Upper limb MMT grade: should be 3 and should be
strong enough to perform the transfer.
THE “CERVICAL LIFT” USING TWO
Safest method for both patient and therapist.
This lift can be used:
1) To transfer a patient to and from the bed.
2) A second chair.
3) From the floor in an emergency.
Transfer from bed to chair:
Chair is angled at approx 30 degree to the side of the
Position of the patient:
Patient is in long sitting with head and trunk and arms
folded across lower ribs.
Patient must be lifted enough to avoid knocking of the
buttocks against the rear wheel or spine against the
chair handle or backrest support.
INDEPENDENT TRANSFER (lesion below C6)
To transfer to the plinth:
Consist of three manoeuvres:
1) To bring the buttocks forward in the chair.
2) To lift the legs onto the plinth.
3) To transfer trunk onto the plinth.
Position of the chair:
Chair is angled at 20 degree to the plinth. A pillow is placed
over the rear wheel to prevent injury.
Position of the therapist:
Therapist stands in front of the patient, ready to encourage
flexion of the head and trunk and to assist and resist

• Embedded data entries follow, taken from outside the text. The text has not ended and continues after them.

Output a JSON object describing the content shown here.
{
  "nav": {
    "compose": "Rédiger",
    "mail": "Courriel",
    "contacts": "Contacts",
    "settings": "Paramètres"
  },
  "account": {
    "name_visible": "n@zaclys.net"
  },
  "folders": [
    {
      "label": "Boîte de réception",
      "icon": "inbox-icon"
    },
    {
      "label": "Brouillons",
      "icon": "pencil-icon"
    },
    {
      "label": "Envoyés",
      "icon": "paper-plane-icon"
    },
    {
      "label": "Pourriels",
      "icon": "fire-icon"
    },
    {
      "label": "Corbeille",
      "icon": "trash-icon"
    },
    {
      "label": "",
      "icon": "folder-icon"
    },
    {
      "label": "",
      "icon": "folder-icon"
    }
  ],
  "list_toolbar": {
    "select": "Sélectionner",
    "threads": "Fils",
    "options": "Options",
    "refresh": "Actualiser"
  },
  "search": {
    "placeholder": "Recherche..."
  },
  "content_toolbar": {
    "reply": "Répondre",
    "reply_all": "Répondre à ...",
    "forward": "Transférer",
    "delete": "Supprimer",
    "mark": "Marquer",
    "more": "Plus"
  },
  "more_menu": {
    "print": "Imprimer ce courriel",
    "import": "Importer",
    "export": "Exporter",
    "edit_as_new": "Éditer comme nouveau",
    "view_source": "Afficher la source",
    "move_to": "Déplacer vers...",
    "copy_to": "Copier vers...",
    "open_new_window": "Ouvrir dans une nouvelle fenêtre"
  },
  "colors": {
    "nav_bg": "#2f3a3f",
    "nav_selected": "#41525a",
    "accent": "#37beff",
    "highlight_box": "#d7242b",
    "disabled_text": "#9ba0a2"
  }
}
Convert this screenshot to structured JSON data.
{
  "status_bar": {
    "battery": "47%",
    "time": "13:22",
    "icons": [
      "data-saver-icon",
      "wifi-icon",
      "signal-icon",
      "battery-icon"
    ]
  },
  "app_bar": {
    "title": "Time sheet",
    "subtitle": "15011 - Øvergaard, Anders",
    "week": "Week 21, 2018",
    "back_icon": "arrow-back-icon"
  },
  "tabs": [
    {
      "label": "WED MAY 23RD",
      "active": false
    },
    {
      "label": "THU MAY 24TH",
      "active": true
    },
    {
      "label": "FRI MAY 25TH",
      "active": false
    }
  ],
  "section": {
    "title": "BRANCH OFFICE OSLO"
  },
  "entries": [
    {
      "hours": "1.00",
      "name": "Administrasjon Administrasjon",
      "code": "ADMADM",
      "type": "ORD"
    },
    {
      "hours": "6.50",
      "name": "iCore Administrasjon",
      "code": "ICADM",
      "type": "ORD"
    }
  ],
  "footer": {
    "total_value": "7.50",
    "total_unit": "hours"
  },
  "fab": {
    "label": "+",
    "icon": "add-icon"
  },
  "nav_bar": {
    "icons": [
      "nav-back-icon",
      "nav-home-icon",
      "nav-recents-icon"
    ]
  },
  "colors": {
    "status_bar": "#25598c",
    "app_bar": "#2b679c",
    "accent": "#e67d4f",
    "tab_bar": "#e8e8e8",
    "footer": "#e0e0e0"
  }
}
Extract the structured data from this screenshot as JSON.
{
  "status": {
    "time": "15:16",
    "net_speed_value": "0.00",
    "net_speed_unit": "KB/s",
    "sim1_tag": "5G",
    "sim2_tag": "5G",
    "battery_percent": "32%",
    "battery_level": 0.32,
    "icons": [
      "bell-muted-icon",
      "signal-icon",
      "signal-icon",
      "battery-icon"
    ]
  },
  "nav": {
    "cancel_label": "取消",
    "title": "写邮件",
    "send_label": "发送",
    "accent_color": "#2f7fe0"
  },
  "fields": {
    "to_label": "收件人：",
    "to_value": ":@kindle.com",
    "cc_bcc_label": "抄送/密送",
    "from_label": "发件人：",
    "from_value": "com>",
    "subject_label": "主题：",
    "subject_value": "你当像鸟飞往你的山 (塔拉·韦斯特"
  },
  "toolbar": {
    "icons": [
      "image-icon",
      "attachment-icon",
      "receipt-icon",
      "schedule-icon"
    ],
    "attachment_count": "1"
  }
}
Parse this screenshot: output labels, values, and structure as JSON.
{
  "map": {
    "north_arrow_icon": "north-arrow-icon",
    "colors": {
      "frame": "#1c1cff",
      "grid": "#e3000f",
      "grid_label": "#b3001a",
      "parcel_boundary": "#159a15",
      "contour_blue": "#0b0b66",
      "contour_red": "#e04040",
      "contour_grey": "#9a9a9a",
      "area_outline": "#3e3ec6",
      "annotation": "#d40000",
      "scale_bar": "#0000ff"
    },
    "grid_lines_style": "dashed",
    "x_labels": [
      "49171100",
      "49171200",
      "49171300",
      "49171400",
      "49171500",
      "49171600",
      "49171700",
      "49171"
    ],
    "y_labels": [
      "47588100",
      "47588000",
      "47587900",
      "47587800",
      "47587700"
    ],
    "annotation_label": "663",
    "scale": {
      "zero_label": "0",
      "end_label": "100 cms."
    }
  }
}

movements as necessary.
Action of the patient:
1) To bring buttocks forward in the chair:
REMOVAL OF FOOTPLATES
To remove right footplate:
Transfer the right
foot to the left
footplate or to the
Maintain balance with left
hand on armrest if patient
has a lesion at c7, or with
left elbow or wwrist hooked
around the left chair handle
if tricep is paralysed
With right wrist extended
under lower leg, flex the
elbow and lift the foot over
to the left footplate
Remove the footplate
With wrist extended,
release the lever by pushing
it forward with dorsum of
Swing back the footplate
using extension of the
Lift the footplate off the
bracket using the dorsum of
hand and wrist extension
TO TRANSFER TO FLOOR (lesion below T11)
Position of the therapist:
Therapist stands in front of the patient, correcting his
position and assisting him to maintain balance as